It's eye-opening. It's unnerving. It's actually shocking.
When the system freezes up, they have to reboot their computers, wait minutes and in the meantime revert to pen and paper. According to the article, the system crashed nine times last week alone.
"They throw slips of paper at you. You have to make sure the information goes in the right spot on the forms. It’s so time-consuming. You have to jot down what the caller tells you, the address verification, the cross streets, the nature of the call, the codes — cardiac, crime in progress, bomb threat."
Here is one awful thought: What happens if, because of the system crashing, emergency medical services are delayed to a caller who expects prompt service?
"How many lives can you lose in a minute? Sometimes we get it wrong, too. Once the address an operator thought she heard was for the wrong borough. A baby wasn’t breathing. The baby died."
One of the most important functions a municipality has is in providing emergency medical services. The citizens of our great city rely on police and fire to help them in their time of need. What happens though when those lines of communication between a caller desperately needing help are not transmitted in a timely fashion?
What happens if someone's health deteriorates significantly because of a delay in reaching qualified emergency medical services?
More importantly what happens if someone dies as a result of the delay caused by the screw-up?
Is there a valid basis to proceed forward with a negligence claim or a medical malpractice claim here in New York?
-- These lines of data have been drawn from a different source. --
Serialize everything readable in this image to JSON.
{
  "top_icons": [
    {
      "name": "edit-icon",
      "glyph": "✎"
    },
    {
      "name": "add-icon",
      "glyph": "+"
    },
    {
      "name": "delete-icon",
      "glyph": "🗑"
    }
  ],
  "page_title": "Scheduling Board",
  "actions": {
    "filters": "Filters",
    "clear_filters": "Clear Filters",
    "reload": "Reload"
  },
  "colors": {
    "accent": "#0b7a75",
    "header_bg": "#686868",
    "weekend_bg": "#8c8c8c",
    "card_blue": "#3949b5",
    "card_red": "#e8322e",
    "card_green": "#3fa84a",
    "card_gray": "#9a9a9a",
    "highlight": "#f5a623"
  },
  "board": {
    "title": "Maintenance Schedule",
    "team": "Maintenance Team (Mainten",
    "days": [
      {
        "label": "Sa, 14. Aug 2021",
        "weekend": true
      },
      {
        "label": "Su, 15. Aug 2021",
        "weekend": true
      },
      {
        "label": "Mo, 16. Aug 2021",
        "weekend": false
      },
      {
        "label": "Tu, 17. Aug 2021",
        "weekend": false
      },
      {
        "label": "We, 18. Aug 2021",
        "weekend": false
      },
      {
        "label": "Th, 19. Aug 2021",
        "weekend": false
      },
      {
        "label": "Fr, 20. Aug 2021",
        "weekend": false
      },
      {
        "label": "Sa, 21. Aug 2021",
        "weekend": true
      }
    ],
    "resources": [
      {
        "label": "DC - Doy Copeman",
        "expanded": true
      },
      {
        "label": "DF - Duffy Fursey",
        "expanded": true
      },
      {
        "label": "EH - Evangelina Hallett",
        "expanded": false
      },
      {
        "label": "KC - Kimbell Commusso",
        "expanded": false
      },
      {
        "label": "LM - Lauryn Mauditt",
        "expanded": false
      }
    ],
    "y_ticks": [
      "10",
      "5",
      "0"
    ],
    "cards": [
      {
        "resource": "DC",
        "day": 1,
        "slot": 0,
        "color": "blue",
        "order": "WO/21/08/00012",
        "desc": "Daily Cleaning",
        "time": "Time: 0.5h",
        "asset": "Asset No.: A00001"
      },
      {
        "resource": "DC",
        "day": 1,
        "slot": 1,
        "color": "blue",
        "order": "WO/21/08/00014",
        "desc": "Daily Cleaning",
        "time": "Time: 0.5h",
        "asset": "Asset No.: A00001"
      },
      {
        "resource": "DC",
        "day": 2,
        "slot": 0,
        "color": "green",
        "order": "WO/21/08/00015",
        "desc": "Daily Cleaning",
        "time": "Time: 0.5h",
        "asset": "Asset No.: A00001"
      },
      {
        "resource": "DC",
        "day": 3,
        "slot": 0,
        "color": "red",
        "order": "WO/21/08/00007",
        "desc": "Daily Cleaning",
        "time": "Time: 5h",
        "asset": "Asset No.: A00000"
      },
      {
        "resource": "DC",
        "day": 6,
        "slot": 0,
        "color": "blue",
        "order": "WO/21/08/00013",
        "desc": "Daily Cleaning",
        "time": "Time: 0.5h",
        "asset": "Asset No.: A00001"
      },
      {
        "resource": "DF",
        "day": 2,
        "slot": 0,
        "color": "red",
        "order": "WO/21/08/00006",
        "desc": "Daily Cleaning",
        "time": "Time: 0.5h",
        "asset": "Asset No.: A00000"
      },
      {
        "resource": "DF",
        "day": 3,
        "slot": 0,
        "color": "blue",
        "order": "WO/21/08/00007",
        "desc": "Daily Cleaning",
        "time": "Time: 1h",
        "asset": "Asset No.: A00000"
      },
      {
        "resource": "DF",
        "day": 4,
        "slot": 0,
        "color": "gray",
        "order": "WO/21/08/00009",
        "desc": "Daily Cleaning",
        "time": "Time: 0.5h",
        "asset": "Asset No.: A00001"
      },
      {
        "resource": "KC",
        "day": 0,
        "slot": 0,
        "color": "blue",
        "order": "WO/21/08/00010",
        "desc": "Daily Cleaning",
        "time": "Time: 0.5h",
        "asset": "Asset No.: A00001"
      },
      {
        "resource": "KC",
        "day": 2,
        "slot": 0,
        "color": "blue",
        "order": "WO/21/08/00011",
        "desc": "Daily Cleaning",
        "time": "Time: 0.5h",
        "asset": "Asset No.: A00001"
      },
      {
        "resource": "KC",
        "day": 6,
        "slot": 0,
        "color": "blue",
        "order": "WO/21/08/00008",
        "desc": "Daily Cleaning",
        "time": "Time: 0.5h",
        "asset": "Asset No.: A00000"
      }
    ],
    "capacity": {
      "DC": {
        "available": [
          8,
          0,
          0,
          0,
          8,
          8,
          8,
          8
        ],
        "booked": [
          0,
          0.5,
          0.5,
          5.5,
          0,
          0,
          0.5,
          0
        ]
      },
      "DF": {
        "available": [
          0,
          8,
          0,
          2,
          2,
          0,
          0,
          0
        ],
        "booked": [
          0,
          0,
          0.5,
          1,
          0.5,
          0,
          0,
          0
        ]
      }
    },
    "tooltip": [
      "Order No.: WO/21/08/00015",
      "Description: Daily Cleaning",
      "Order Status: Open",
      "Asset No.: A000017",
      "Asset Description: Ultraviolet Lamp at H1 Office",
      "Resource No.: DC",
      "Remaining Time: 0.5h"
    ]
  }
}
To answer that question, it's important to know exactly what the medical condition was and how medical condition was made worse as a result of the delay.
If the patient in distress died, one of the key ways that we prove how the delay in treatment made a difference is with information contained in the autopsy report to explain why the patient died.
An autopsy is an examination of a person's body after they have died. It is commonly done by a pathologist; a medical doctor who looks to see what the cause of death was.
Family members who are searching for answers often do not realize that an autopsy report can be a double-edged sword. Those looking to point blame at the FDNY, the 911 dispatch operator, or a delayed ambulance may soon realize that their loved one died from events unrelated to the delay.
On the other hand, there are instances where a delay of only minutes made the difference between life and death.
In order to prove that we are more likely right than wrong in a negligence case or even a medical malpractice case, we will need qualified medical experts such as a pathologist to explain how the delay in treatment exacerbated, made worse or made a significant difference with the patient's outcome.
The City of New York and the FDNY needs to address this significant problem immediately.
The lives of everyone who calls in seeking emergency assistance is on the line. Whether someone needs police assistance or emergency medical services and an ambulance to the closest emergency room, the failure to communicate information immediately and in a timely fashion can result in delays that can have life altering consequences.
We live in the greatest city in the world. Our 911 emergency call centers should run smoothly and efficiently. This article clearly shows there are inherent systemic problems that don't seem to be going away anytime soon. That's a problem for all people who live, work and visit the city of New York and five boroughs.